I have included a few of my quick sketches from figure drawing below. They contain only small elements of cubism, but I enjoyed the practice.
I like what Edward Tufte says about art: "The commonality between science and art is in trying to see profoundly - to develop strategies of seeing and showing." I think about this as I approach my self-imposed cubist drawing assignments. The seeing seems very scientific, but there can be a distinct disconnect between that and the showing. Therein lies the anxiety.
In an article titled "How to Recognize and Fight Creative Anxiety," Branden Barnett defines this resistance (a.k.a. the beast) as "any thought, emotion, behavior or external event" that keeps you from making art. He suggests as the first step to getting over creative anxiety that the artist reframes his thinking. He says, "When we choose to look at something from a different angle, we are reframing." Of course, he is referring to psychological reframing, but this really struck home since I have been actively engaged in physical reframing as well.

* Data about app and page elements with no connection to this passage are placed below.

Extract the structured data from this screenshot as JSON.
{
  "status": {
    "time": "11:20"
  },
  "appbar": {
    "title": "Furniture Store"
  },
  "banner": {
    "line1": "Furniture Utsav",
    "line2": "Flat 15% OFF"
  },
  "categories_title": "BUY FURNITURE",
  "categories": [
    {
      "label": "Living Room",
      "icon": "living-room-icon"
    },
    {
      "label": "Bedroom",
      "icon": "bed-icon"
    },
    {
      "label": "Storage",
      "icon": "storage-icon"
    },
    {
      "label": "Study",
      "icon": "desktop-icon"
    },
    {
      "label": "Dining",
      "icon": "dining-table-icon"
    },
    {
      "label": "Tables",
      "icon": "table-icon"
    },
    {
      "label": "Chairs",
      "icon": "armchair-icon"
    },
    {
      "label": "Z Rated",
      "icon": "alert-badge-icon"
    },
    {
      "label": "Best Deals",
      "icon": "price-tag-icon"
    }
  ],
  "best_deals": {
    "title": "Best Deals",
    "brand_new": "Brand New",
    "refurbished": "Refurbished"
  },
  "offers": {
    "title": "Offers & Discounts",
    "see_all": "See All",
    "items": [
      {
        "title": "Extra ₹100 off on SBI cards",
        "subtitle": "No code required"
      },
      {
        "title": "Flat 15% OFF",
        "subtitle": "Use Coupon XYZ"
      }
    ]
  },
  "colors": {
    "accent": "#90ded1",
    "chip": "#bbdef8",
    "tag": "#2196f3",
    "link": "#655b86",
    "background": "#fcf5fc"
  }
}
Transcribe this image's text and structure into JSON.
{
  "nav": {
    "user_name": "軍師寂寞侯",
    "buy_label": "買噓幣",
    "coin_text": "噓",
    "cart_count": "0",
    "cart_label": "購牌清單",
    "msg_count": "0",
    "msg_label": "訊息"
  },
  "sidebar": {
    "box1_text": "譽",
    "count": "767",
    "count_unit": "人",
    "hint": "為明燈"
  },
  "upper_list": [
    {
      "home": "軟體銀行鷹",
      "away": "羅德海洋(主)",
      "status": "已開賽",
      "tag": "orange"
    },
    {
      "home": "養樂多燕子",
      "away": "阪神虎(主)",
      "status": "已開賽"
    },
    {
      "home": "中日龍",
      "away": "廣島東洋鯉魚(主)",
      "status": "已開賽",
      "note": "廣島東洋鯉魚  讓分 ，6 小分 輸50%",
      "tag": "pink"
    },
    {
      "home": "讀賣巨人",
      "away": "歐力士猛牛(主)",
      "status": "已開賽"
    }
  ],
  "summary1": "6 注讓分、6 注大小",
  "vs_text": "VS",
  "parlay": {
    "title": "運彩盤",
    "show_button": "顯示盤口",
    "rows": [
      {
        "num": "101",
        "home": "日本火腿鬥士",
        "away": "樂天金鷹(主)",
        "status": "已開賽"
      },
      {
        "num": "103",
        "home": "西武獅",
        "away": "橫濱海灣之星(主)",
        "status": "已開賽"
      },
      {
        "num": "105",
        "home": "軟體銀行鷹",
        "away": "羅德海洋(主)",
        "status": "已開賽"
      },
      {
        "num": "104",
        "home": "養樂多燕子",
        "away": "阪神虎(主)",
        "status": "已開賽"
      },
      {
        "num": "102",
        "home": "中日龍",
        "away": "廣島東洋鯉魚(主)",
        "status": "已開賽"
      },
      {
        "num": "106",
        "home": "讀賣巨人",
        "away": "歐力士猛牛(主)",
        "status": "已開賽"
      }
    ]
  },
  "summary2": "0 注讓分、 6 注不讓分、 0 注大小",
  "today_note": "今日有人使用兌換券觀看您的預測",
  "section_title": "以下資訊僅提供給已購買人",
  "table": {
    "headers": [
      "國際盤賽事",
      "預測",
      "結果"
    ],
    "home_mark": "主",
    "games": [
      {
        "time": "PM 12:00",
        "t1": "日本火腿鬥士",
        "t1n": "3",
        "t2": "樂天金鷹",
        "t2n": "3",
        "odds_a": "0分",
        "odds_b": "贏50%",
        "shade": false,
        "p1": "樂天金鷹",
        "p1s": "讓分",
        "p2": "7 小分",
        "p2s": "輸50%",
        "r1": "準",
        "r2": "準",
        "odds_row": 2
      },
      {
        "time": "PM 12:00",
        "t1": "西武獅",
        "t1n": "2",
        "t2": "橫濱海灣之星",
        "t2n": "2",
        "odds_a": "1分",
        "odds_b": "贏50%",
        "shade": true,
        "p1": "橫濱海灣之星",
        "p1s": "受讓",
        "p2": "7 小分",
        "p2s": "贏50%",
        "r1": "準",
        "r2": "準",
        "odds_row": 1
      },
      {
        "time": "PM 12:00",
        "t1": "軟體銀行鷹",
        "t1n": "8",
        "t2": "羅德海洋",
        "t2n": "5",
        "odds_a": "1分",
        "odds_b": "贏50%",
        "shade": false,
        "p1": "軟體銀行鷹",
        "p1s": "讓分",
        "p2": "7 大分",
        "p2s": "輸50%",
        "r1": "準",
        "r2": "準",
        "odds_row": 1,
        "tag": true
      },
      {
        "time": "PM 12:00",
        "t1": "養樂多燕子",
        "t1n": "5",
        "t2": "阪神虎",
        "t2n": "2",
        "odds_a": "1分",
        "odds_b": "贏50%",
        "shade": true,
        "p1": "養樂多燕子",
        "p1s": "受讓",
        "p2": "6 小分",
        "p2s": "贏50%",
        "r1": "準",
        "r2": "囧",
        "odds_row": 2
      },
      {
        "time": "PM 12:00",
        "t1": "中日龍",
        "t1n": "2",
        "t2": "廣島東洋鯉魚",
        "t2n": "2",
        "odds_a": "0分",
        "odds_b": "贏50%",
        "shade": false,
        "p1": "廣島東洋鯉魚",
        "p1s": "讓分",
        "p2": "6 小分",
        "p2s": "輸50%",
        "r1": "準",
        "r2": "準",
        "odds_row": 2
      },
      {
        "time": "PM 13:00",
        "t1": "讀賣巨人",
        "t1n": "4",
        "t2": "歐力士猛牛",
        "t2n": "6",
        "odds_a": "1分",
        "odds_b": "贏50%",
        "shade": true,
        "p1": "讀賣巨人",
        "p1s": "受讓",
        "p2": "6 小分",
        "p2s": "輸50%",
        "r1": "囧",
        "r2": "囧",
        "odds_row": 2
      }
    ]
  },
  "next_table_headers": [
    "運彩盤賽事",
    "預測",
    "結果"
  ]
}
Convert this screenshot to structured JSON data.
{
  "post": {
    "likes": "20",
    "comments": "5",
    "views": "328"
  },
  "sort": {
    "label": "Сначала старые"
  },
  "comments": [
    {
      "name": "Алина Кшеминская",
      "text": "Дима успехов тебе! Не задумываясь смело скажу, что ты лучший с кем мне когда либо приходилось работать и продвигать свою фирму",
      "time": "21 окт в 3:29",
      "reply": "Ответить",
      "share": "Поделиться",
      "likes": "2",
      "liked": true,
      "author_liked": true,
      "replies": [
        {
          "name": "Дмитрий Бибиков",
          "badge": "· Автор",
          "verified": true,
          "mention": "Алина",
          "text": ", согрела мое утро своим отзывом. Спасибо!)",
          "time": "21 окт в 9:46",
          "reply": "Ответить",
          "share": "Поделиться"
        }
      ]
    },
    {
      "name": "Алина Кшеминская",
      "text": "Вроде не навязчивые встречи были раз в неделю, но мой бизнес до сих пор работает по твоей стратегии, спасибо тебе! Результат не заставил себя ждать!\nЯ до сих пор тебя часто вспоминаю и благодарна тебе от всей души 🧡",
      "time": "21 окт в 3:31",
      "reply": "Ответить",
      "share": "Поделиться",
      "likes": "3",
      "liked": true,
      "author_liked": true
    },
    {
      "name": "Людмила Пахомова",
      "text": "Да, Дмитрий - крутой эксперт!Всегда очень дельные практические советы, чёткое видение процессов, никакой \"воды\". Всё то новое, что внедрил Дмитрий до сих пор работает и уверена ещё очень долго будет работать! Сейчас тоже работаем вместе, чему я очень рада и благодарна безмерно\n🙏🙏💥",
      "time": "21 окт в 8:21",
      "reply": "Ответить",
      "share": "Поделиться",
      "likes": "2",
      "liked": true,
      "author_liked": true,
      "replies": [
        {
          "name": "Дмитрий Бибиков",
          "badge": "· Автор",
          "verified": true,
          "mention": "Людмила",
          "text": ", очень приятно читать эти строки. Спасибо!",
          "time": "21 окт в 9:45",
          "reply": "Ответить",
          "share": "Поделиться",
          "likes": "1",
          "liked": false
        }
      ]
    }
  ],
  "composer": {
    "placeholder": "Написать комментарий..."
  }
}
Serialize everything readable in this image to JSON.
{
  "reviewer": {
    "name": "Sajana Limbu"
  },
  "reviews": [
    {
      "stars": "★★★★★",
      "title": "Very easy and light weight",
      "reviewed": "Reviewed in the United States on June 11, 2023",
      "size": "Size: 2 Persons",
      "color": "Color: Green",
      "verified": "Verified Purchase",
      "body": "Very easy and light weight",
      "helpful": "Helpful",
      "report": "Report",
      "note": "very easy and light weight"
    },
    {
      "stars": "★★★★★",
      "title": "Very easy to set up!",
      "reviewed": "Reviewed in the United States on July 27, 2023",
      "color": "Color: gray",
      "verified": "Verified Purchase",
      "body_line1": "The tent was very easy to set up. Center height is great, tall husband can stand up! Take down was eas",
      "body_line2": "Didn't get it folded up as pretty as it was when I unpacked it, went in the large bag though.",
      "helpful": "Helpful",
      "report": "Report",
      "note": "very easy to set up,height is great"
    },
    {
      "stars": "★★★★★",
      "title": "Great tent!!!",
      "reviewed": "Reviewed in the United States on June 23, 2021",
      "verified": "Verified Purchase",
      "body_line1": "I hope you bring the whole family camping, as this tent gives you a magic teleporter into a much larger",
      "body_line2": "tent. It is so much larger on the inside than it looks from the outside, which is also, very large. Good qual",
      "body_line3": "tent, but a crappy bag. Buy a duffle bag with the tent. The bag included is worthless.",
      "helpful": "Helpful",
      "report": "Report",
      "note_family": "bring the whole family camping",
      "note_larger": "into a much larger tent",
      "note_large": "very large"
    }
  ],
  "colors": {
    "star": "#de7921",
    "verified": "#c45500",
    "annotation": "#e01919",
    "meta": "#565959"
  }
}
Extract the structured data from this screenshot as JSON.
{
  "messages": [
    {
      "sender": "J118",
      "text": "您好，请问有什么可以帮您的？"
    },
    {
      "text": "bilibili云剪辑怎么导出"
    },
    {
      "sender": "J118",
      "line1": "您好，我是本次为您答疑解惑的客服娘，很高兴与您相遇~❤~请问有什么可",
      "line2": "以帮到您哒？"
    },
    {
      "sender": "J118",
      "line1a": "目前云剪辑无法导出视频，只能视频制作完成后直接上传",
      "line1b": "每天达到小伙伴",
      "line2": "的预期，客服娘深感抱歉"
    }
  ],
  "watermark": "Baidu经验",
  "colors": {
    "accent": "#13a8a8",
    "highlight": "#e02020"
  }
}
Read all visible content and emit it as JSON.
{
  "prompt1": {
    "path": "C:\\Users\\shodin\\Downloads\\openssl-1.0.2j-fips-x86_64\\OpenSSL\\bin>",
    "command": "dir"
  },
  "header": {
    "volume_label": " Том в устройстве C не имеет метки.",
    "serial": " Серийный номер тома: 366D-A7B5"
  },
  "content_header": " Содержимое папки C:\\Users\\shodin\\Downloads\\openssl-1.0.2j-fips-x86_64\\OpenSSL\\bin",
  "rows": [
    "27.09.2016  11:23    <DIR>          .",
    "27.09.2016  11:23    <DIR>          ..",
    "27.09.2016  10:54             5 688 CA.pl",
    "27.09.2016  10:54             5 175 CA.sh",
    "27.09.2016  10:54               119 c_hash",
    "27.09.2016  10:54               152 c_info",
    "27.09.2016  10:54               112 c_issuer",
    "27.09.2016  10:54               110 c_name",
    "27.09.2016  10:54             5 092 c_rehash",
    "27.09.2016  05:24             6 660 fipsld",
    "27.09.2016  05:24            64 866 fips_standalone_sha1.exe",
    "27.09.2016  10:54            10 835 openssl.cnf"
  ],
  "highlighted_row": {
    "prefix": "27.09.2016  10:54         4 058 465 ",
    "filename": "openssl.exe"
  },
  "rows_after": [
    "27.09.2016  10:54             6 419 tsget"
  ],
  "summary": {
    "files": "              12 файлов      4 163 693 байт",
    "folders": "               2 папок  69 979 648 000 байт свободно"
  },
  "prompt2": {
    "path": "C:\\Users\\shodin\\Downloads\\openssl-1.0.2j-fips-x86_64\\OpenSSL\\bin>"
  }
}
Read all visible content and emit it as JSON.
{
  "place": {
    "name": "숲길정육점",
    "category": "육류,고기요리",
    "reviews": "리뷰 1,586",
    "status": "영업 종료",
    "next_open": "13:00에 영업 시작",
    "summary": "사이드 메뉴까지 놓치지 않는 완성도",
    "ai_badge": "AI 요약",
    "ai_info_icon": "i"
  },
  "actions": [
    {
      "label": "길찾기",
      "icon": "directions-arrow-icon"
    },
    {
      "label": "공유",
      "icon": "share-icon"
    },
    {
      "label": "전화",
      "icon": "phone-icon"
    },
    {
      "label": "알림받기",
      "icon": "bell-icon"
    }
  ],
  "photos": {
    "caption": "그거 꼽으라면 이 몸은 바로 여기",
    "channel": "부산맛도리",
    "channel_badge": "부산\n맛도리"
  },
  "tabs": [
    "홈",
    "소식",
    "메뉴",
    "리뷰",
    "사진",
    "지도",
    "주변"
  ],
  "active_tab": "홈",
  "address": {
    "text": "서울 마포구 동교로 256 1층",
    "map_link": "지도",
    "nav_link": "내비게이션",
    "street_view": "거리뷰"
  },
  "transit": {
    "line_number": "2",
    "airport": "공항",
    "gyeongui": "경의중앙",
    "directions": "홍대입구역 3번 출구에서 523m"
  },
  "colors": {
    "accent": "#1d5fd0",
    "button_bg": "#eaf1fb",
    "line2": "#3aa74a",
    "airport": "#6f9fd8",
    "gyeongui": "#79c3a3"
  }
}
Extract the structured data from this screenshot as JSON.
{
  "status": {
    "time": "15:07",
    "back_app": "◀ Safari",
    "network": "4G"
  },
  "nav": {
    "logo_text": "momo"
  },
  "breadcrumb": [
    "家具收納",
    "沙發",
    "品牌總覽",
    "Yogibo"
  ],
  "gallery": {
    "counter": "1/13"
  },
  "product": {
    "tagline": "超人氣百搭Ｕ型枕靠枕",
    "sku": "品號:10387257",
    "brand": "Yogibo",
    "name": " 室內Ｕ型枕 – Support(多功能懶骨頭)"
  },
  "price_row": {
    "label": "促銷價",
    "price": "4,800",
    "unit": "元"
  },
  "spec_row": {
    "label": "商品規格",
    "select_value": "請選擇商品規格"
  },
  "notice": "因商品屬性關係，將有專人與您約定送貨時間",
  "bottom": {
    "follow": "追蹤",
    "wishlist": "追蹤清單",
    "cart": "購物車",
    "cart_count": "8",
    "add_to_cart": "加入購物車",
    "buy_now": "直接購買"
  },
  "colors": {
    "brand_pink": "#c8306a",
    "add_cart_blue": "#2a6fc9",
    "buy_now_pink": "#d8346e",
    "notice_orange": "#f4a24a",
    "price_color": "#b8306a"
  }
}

Barnett adds, "Creative anxiety is a natural part of the creative process. Making art means being vulnerable and immersing yourself in uncertainty." Just reading this and acknowledging it makes me feel better!